A strong minority of the committee felt that the attorney's determination that the facts learned were not relevant is the telling point in the question presented. They felt that in such a situation where as represented old wounds are starting to heal and the schism that resulted in the 1981 divorce is narrowing, that the revelation of the complaint would only tend to create more problems. They felt that inasmuch as the child is receiving treatment for the abuse and injuries received, and the attorney's judgment that the client would react violently or cause trouble if he or she learned of the past abuse, it was their opinion that the attorney was not required to inform the client of the information he received from the child in the interview.
As noted herein, the committee felt the question very close and would rely heavily on the attorney's determination of relevance in the facts presented. Nonetheless, the committee felt that the general Rule should be for disclosure and that nondisclosure should be employed only in exceptional circumstances as deemed appropriate by the attorney.
The committee felt there was no responsibility upon the attorney to reveal this particular information to law enforcement authorities. The comments of the child referred to events which occurred four or five years ago.
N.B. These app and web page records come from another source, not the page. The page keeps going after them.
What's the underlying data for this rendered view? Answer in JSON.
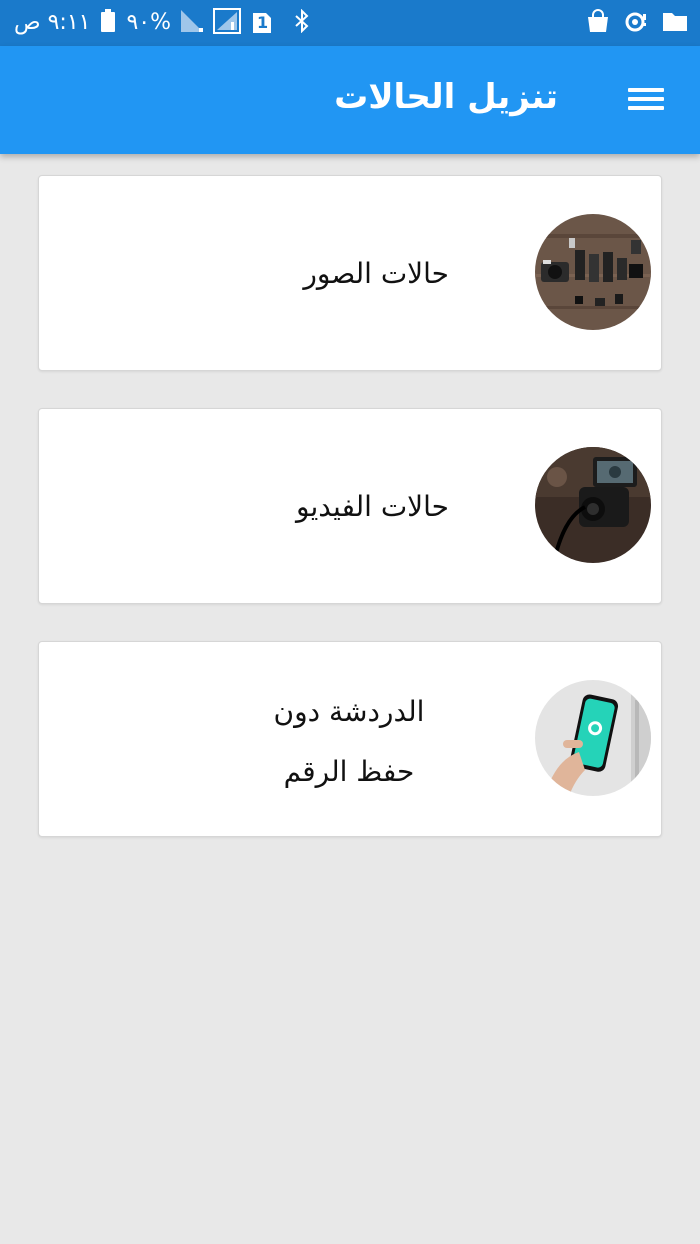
{
  "status_bar": {
    "time": "٩:١١ ص",
    "battery": "٩٠%",
    "sim_number": "1",
    "icons": [
      "battery-icon",
      "signal-icon",
      "sim-icon",
      "bluetooth-icon",
      "shopping-bag-icon",
      "sync-icon",
      "folder-icon"
    ]
  },
  "app_bar": {
    "title": "تنزيل الحالات",
    "menu_icon": "hamburger-menu-icon"
  },
  "cards": [
    {
      "label": "حالات الصور",
      "thumb": "camera-collection-photo"
    },
    {
      "label": "حالات الفيديو",
      "thumb": "video-camera-photo"
    },
    {
      "label_line1": "الدردشة دون",
      "label_line2": "حفظ الرقم",
      "thumb": "whatsapp-phone-photo"
    }
  ],
  "colors": {
    "status_bar": "#1a7acb",
    "app_bar": "#2196f3",
    "background": "#e8e8e8",
    "card": "#ffffff"
  }
}
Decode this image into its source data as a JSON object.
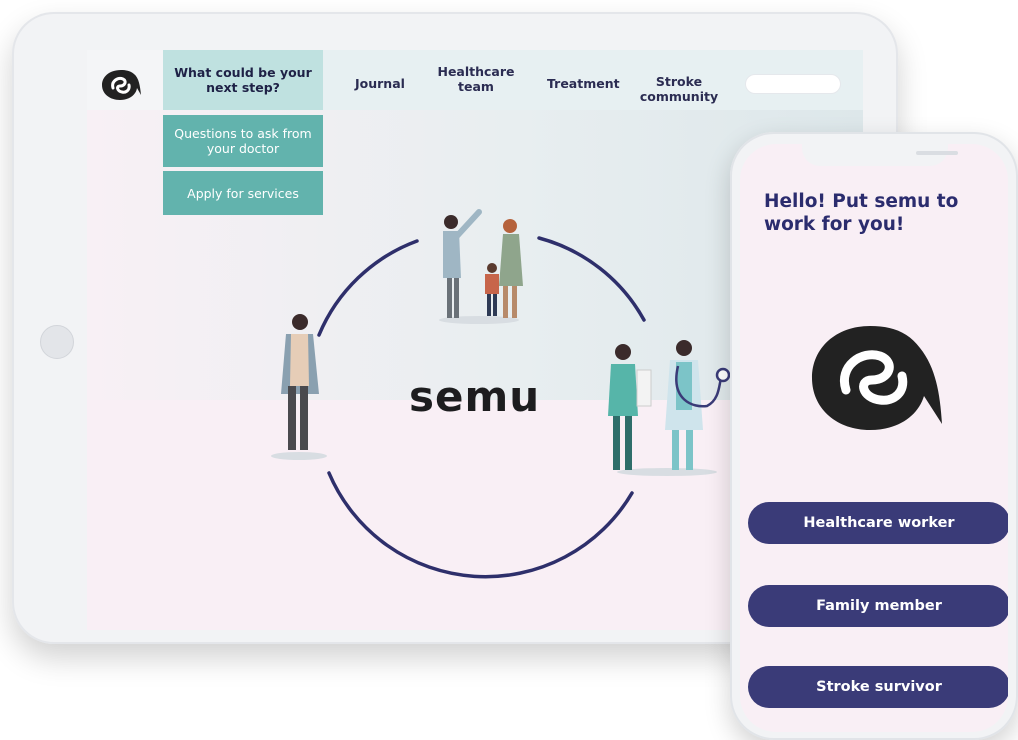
{
  "tablet": {
    "menu": {
      "next_step": "What could be your next step?",
      "questions": "Questions to ask from your doctor",
      "apply": "Apply for services"
    },
    "nav": {
      "journal": "Journal",
      "healthcare_team": "Healthcare team",
      "treatment": "Treatment",
      "stroke_community": "Stroke community"
    },
    "brand": "semu"
  },
  "phone": {
    "greeting": "Hello! Put semu to work for you!",
    "buttons": [
      {
        "label": "Healthcare worker"
      },
      {
        "label": "Family member"
      },
      {
        "label": "Stroke survivor"
      }
    ]
  },
  "colors": {
    "navy": "#3a3b78",
    "teal": "#62b3ad",
    "light_teal": "#bfe1e0",
    "pink_bg": "#f9eff5"
  },
  "icons": [
    "semu-logo-icon",
    "search-field",
    "home-button"
  ]
}
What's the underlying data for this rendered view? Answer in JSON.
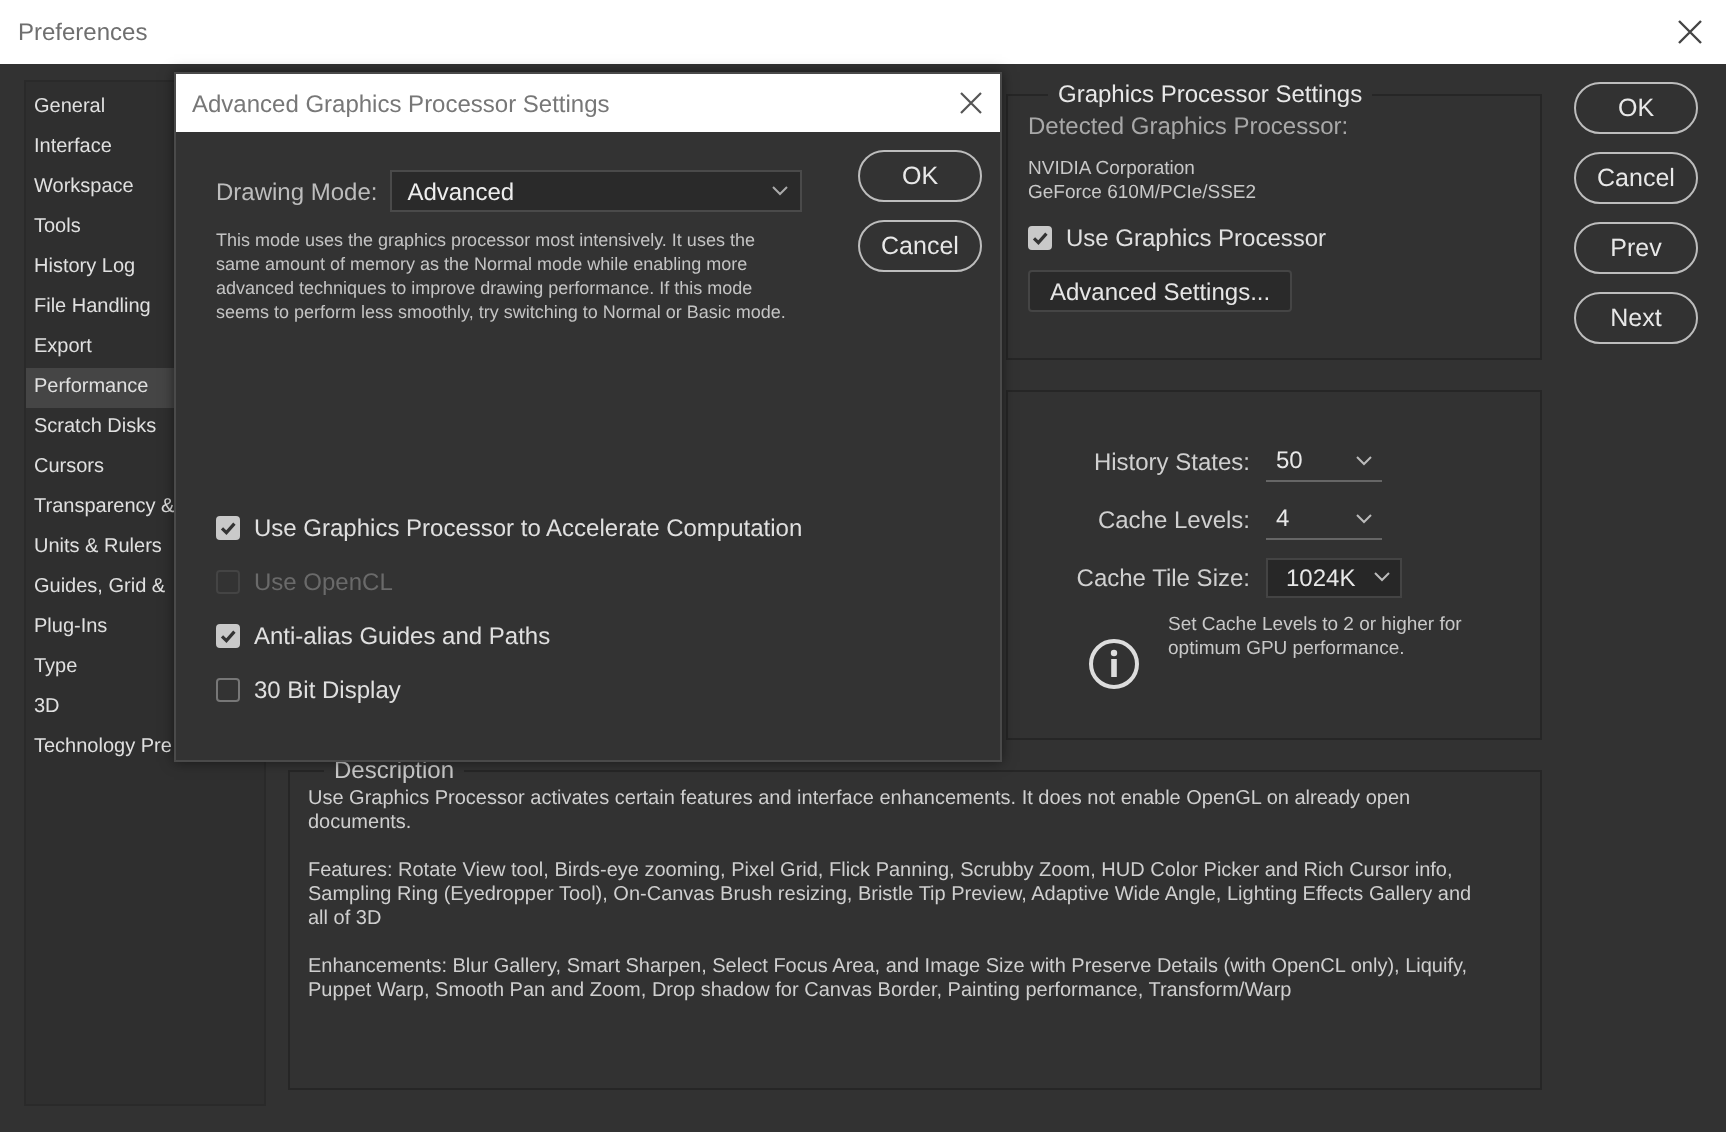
{
  "window": {
    "title": "Preferences"
  },
  "sidebar": {
    "items": [
      {
        "label": "General",
        "selected": false
      },
      {
        "label": "Interface",
        "selected": false
      },
      {
        "label": "Workspace",
        "selected": false
      },
      {
        "label": "Tools",
        "selected": false
      },
      {
        "label": "History Log",
        "selected": false
      },
      {
        "label": "File Handling",
        "selected": false
      },
      {
        "label": "Export",
        "selected": false
      },
      {
        "label": "Performance",
        "selected": true
      },
      {
        "label": "Scratch Disks",
        "selected": false
      },
      {
        "label": "Cursors",
        "selected": false
      },
      {
        "label": "Transparency &",
        "selected": false
      },
      {
        "label": "Units & Rulers",
        "selected": false
      },
      {
        "label": "Guides, Grid &",
        "selected": false
      },
      {
        "label": "Plug-Ins",
        "selected": false
      },
      {
        "label": "Type",
        "selected": false
      },
      {
        "label": "3D",
        "selected": false
      },
      {
        "label": "Technology Pre",
        "selected": false
      }
    ]
  },
  "graphics_processor": {
    "title": "Graphics Processor Settings",
    "detected_label": "Detected Graphics Processor:",
    "gpu_lines": [
      "NVIDIA Corporation",
      "GeForce 610M/PCIe/SSE2"
    ],
    "use_gpu": {
      "label": "Use Graphics Processor",
      "checked": true
    },
    "advanced_button": "Advanced Settings..."
  },
  "history": {
    "fields": [
      {
        "label": "History States:",
        "value": "50",
        "kind": "underline"
      },
      {
        "label": "Cache Levels:",
        "value": "4",
        "kind": "underline"
      },
      {
        "label": "Cache Tile Size:",
        "value": "1024K",
        "kind": "boxed"
      }
    ],
    "note": "Set Cache Levels to 2 or higher for optimum GPU performance."
  },
  "description": {
    "title": "Description",
    "paragraphs": [
      "Use Graphics Processor activates certain features and interface enhancements. It does not enable OpenGL on already open documents.",
      "Features: Rotate View tool, Birds-eye zooming, Pixel Grid, Flick Panning, Scrubby Zoom, HUD Color Picker and Rich Cursor info, Sampling Ring (Eyedropper Tool), On-Canvas Brush resizing, Bristle Tip Preview, Adaptive Wide Angle, Lighting Effects Gallery and all of 3D",
      "Enhancements: Blur Gallery, Smart Sharpen, Select Focus Area, and Image Size with Preserve Details (with OpenCL only), Liquify, Puppet Warp, Smooth Pan and Zoom, Drop shadow for Canvas Border, Painting performance, Transform/Warp"
    ]
  },
  "buttons": [
    "OK",
    "Cancel",
    "Prev",
    "Next"
  ],
  "dialog": {
    "title": "Advanced Graphics Processor Settings",
    "drawing_mode": {
      "label": "Drawing Mode:",
      "value": "Advanced"
    },
    "explanation": "This mode uses the graphics processor most intensively.  It uses the same amount of memory as the Normal mode while enabling more advanced techniques to improve drawing performance.  If this mode seems to perform less smoothly, try switching to Normal or Basic mode.",
    "options": [
      {
        "label": "Use Graphics Processor to Accelerate Computation",
        "checked": true,
        "disabled": false
      },
      {
        "label": "Use OpenCL",
        "checked": false,
        "disabled": true
      },
      {
        "label": "Anti-alias Guides and Paths",
        "checked": true,
        "disabled": false
      },
      {
        "label": "30 Bit Display",
        "checked": false,
        "disabled": false
      }
    ],
    "buttons": [
      "OK",
      "Cancel"
    ]
  }
}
The child is presently receiving counseling and the counselor may well be required under SDCL 26-10-10 to reveal the information received. Additionally, the attorney asked for and received no details and indications are the child might be uncooperative in view of her concern that the client-parent would cause trouble. The consequences of reporting this conversation to law enforcement officials should be carefully weighed, and due to the passage of time and the sketchy nature of the information now held by the attorney and the substantial risk of damage to the welfare of the child, it is our opinion that the attorney does not have an obligation to report the conversation of the child to law enforcement officials.
As regards whether the report should be given to the Court, inasmuch as there is presently no action pending before the Court, and as the question of report to law enforcement officers is in large measure the same question as reporting to the Court, the committee would require no report to the Court for the same bases as set forth above.
As regards your inquiry of whether the attorney should attempt to provide disclosure to his client through direct communication with the child, the child's current counselor or opposing party-parent, inasmuch as the majority of the committee believed contact with the client-parent would be appropriate, the need for an answer to this question does not appear. If, however, the information was not revealed directly to the client-parent, and if the attorney has continuing contact or opportunity for discussion, it may be well to raise the issue; however, it would appear to be a judgment call based upon the attorney's evaluation of the individuals involved.
Obviously, the questions you have presented have proven difficult for the committee. The welfare of the child must be given considerable importance and we encourage you to act with that factor in mind. Nonetheless, the committee felt it inappropriate to adopt a general Rule allowing for non-disclosure of information of this nature, while simultaneously recognizing that in exceptional circumstances non-disclosure would be appropriate, and strong argument could be made that your case presents such a situation.
Robert C. Riter, Jr.
Chair, Ethics Committee